Cryptic children

So I read all of the backlogged eczema news from the holidays. Quite remarkable: there wasn't anything worth talking about. A trawl of the internet at any given time turns up a host of hits for eczema, 50% of which are "eczema is..." explanations for the lucky people who don't know what eczema is; 45% of which are miracle cures; and 5% of which are Yahoo Answers postings along the lines of "OMG i have exsema on my face so gross what can i do about it." Every few days, you see something interesting. But not over the past two weeks, apparently.

And so today I muse: One of the more difficult things about having a very young child with eczema is that they can't explain what they're feeling. Voov is about 18 months and she's just learning to talk, and a lot of the things she says come out garbled. We think she understands most of what we say-- but her answer to any question is usually "yes." What are we to make of it, then, when she starts writhing and crying when we put CeraVe (unscented moisturizer) on her, and she can't tell us why? We ask "is it cold?" "Yes." "Does it sting?" "Yes." Of course, you get the same answer if you ask if it's warm, or if it smells like roses.

I put the CeraVe on myself, and didn't feel anything. But is her skin the same as mine? It must be much more sensitive. As far as we know, CeraVe is the best thing we could be putting on her, and it doesn't raise any irritation.

Lately, she's been learning how to manipulate us, especially where her brother is concerned. She likes to yell "Shmoop!" in a loud, anguished voice, and enjoys bringing her parents' wrath down like artillery on the competition. Perhaps she likes the attention she gets when she complains about CeraVe. It's hard to tell.


  1. Yes it can be tricky to figure out kids. My son is 4 so he's easier now to understand these days. We use Cera'Ve on his body and Epiceram on his couple of trouble spots (eyes, ears, and privates.) When he has a flare cream does seem to bother him on his trouble spots, but it's just for a few seconds. The benefit still outweighs the initial sting in my mind so we continue to use it.

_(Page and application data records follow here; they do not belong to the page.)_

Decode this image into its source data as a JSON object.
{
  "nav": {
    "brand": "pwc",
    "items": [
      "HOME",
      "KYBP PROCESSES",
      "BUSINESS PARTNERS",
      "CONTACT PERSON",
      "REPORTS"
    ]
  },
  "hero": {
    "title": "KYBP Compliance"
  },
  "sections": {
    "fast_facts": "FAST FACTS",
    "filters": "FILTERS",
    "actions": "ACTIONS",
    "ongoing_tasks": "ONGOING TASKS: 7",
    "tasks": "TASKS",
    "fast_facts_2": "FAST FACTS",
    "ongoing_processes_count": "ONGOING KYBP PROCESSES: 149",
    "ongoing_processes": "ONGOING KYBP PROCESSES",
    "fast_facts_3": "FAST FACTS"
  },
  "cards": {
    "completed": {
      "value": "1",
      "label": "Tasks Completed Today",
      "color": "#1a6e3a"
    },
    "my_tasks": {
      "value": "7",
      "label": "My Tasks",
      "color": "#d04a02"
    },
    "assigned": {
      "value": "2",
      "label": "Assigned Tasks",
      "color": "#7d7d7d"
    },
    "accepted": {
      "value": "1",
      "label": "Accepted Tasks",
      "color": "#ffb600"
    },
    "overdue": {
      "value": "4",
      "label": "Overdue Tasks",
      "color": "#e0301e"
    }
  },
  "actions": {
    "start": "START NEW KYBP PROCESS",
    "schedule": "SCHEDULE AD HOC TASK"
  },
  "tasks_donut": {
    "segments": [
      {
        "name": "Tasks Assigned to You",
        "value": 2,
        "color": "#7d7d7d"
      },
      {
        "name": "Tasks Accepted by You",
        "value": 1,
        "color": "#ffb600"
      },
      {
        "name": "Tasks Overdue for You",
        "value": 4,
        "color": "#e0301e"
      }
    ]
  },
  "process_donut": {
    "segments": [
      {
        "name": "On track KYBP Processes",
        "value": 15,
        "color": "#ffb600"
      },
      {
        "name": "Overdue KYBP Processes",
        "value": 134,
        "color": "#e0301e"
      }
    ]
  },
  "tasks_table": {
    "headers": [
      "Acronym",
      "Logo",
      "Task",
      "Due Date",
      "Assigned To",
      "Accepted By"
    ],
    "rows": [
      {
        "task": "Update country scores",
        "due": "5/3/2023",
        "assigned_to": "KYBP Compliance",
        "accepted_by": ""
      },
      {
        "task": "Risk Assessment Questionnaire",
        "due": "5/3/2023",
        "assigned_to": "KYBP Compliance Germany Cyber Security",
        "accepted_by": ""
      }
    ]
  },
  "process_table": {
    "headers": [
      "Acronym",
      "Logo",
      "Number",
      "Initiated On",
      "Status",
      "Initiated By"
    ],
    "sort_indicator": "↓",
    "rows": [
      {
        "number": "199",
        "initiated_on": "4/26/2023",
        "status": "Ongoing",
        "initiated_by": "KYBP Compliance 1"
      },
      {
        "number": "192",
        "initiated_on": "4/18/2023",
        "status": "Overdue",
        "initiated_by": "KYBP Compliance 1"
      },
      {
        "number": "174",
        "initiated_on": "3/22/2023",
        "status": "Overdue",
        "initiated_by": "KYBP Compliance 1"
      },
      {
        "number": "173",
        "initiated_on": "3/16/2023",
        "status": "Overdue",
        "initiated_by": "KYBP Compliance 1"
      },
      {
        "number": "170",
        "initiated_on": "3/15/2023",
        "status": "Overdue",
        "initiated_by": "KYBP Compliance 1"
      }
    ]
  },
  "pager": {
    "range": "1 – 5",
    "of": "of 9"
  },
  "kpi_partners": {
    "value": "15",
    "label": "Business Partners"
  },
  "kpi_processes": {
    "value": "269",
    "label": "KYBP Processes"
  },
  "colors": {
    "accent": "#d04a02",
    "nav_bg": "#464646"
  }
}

  2. I bet treating young children for doctors is a lot like treating animals for veterinarians. Hidden B is a vet-- I should ask her opinion!